Repressed memories can deeply affect our bodies, often causing us to feel easily dysregulated. To navigate these feelings, it's essential to recognize the type of bodily response you experience during these moments. Do you find yourself hyperventilating and overwhelmed with anxiety? Or do you feel frozen and unable to move or react? If you resonate with the first response, a grounding technique like 5-4-3-2-1 can be beneficial. This technique helps bring you back to the present moment by engaging your senses. On the other hand, if you identify with the frozen response, gentle tapping on your arms and legs can serve as a gentle way to "wake up" your body and bring you within your window of tolerance, where you can feel more in control and centered. By understanding and utilizing these personalized grounding methods, you can create a sense of safety and stability during moments of dysregulation until you find more help.
Does Your Brain Rewire Itself After Trauma?
Yes, the brain has a remarkable capacity for neuroplasticity, meaning it can reorganize and form new neural connections throughout life. After trauma, the brain can undergo positive changes through therapy and self-care practices. By engaging in trauma-focused therapies, individuals can rewire their brains to create healthier responses to triggers and reduce the impact of traumatic memories on their daily lives.
Where Does Trauma Get Stuck in the Brain?
Trauma often gets "stuck" in the brain's limbic system, which includes the amygdala, hippocampus, and prefrontal cortex. The amygdala processes emotional responses, the hippocampus is involved in memory consolidation, and the prefrontal cortex is responsible for decision-making and emotional regulation. Disruptions in these brain regions can lead to heightened emotional responses, memory difficulties, and difficulties regulating emotions after trauma.
What Triggers Repressed Memories?
As mentioned above, repressed memories can be triggered by various things, such as specific sights, sounds, smells, or other sensory stimuli associated with the traumatic event. Emotional triggers, stressors, or experiences that remind individuals of the trauma may also prompt the resurfacing of repressed memories. Don’t be surprised if these come up at random times!
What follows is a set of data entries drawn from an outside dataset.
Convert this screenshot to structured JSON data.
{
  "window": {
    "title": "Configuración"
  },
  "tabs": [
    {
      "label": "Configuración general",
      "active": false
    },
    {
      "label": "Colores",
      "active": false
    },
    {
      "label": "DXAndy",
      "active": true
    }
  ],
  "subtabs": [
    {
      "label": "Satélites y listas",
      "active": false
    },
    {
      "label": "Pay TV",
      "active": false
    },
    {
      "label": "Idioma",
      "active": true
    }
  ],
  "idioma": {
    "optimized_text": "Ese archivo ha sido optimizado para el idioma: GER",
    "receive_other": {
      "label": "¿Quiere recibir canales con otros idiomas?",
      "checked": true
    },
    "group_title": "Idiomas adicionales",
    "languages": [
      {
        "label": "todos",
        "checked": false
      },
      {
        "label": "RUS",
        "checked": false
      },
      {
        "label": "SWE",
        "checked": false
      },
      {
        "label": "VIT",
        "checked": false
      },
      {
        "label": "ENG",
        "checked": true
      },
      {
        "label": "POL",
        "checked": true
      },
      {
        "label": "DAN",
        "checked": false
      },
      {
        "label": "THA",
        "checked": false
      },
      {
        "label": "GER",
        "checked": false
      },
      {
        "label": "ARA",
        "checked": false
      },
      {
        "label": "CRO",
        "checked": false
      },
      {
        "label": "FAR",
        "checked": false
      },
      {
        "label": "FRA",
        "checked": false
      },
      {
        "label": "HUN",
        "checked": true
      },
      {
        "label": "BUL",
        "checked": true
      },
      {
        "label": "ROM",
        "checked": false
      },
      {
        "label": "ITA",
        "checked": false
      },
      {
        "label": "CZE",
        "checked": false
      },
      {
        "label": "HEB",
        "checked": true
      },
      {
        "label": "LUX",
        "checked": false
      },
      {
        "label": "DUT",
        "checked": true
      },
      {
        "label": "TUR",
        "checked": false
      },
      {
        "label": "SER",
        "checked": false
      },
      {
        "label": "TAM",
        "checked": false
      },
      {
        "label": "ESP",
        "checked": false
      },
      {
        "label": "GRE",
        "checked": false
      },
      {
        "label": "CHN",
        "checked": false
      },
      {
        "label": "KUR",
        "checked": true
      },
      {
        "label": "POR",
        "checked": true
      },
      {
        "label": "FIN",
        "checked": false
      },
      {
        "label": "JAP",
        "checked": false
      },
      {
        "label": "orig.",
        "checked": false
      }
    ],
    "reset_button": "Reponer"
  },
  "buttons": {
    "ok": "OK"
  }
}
How Long Does Trauma Last in the Brain?
The duration of trauma's impact on the brain varies from person to person. Without intervention, trauma's effects can be long-lasting, leading to ongoing distress and difficulties in daily life. However, with appropriate treatment and support, individuals can experience significant improvements in their symptoms and overall well-being over time.
As a trauma-specialized therapist with a private practice in Greenwood Village, Denver, I have had the privilege of working with many courageous individuals who have experienced PTSD and trauma. Understanding trauma blocking and how it affects memory and brain function is a crucial aspect of my work. I am deeply committed to providing a safe and empathetic environment for my clients, where they can feel comfortable exploring their traumatic experiences without judgment.